## What is required
Scan the entries and tally the lines that include the string "chevron". Reply with the figure alone.

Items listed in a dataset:
- - -

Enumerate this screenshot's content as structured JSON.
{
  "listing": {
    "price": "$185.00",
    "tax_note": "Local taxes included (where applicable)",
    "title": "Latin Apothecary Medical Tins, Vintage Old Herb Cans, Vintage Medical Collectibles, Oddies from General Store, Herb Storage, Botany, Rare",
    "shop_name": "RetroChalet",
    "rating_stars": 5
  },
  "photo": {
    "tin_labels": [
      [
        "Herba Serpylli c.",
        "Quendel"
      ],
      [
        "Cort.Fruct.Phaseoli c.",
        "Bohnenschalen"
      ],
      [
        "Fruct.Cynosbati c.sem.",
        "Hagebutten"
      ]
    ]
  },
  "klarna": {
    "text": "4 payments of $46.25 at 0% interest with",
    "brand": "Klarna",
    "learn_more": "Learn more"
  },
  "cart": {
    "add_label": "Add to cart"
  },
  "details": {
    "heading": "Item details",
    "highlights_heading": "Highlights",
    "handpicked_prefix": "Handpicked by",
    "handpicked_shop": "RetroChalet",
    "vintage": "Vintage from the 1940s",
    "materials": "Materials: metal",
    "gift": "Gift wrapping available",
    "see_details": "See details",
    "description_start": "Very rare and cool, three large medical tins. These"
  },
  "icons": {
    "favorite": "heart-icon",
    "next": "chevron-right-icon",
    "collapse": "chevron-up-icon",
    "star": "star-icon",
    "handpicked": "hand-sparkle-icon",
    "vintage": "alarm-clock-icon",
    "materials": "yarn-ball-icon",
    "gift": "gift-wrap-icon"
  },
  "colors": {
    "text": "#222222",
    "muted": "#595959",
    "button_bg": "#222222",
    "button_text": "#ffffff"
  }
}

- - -

## Output for this exercise
2